“Being the mother of a son is like someone breaking up with you really slowly.” (credit: The Otherhood, Netflix).
Dear God, yes. Truer words were never spoken and all that mumbo jumbo.
My son, a junior in high school, comes home daily with updates that are like daggers to this mother’s heart. Just yesterday he wanted to tell me which classes he was thinking of for this final grade school year. I believe my response was somewhere between “WHAT?!?! Your SENIOR year!?!?!” and “Sign up for whatever you want, you’re not leaving me when it’s over.”
So, yeah, I think I handled it well.
The thing is, we are not only at our last child to leave the nest but that last child is a son. My son. Our first child left the nest twice (a minor pandemic hiccup) but with her, the transition was easier. Perhaps because that first child had packed her suitcases the minute she returned home from the first day of kindergarten.
Raising girls and raising boys are two very different experiences. And it isn’t about levels of love or preferences or any of the other things that might cause someone to accuse a mother of playing favorites. There is just something different in mothering the two. There is something special between mothers and sons just as there is something special between fathers and daughters.
I suppose this “longest breakup” is so difficult for me because, in many ways, my son and I grew up together.
On paper, I am his (step)mom. In reality, I have been his full-time mom since he was seven. With no biological children of my own, this once very small child had a front-row seat to my entry and growth into motherhood. He was witness to so many moments during which I felt that I would never “get” the whole mothering thing, yet he never slinked away.
Instead, he offered me endless patience.
My daughter was nearly eleven when I dove into this role of (step)mother. She was already much more clear on who she was and what she needed (or didn’t) from me. We alternated between relational speed bumps and wins. We leaned towards all-out battles when the collision of hormonal teen and menopausal mom occurred. She had been independent since her arrival, yes, but her father and I still believed that her official springboard from home would involve the shedding of at least one tear. Instead, we learned that girls really do just bust out, ready to put a stamp on the world that has been calling to them.
With both of my children, January has always arrived with a hint of sadness. January means another milestone is on the horizon as the end of the school year comes into focus. Why is that? January is not even the actual halfway point yet it always screams “Your children will be going to the next grade before you can even blink!”
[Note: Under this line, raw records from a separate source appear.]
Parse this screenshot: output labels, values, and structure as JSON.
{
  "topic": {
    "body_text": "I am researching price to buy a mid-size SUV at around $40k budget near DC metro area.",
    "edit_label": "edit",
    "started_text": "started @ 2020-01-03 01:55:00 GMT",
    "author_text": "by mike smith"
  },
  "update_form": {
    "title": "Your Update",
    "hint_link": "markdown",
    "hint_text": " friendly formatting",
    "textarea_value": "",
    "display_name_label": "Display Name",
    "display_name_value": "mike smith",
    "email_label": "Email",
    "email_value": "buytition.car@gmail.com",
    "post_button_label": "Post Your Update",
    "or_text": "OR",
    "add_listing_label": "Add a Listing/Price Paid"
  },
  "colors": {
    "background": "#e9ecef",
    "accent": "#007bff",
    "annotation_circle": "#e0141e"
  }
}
For me, January arrives with a tone of finality though it is earmarked as a new beginning.
When the calendar turned to this new year, a swirling started quietly in my head: this year will be the one in which my son begins his senior year.
I am not prepared for this.
I have neared a minor meltdown more than once over the last months as the weekly notes from the school landed in my inbox. Do they have to include the “Class of 2023” reminders in the same thread? Do they not know that the mothers of the juniors are reaching a low-level panic? Knowing that next year’s notes will include “Class of 2024” and will be referring to our children?
There is a marked shift happening between my son and me. There is a shift happening in how he fits into our home.
For years, I have made every effort to break from work the moment he stepped off the bus. For years, his first stop after school has been on the couch in my office where we talked about what we did while we were away from each other. And while I may have begun to lose track while hearing about his advanced classes, the time together still matters.
Today, he still checks in each day. But the time is shorter – more rushed – as he zings off to chat with friends or write a paper or get ready for work. The need for time with his mother is lessening with a preference to spend time with other girls that he shies away from telling me about.
When did this wonder of mine sprint beyond “child” and reach “young man?”
He has added a tone of snark to his repertoire recently. His voice is deeper and I sometimes have to look to see if it is he or his father talking. When did their voices become identical? My husband and I are beginning our second slide into the “dumb parents” category as our boy slides into the “I know way more about life than you do” stage.
Yet, this child, he keeps me on my toes.
My son will follow a moment of disagreement by offering to help with dinner. He will counter one of those walking-out-the-door mumbles with a sweet text reading “Need me to pick up anything on the way home, Mama Bear?”
One minute, he is announcing his displeasure with my parenting skills, and the next he is offering hugs. I think even he is confused by this metamorphosis.
I am not ready to begin what will soon become a faster-than-the-speed-of-light arrival to my son’s next chapter. January has arrived. We will soon dive into SATs or ACTs or whatever the Test Du Jour is. We will get serious about college visits, going to schools he is actually interested in rather than test runs born from the convenience of vacation spots. Spring Break may mark the last family getaway and has already sparked a few “can’t be bothered” sighs.
After, he will immediately dive into final exams and papers – probably the last ones he will really care about.
I will care a lot about those final exams. I will care a lot about that last week of school.
I will sit in silence, honoring my pledge not to make a big deal about the fact that, at the end of that week, my son come home marked as a RISING SENIOR.
I am not ready for this.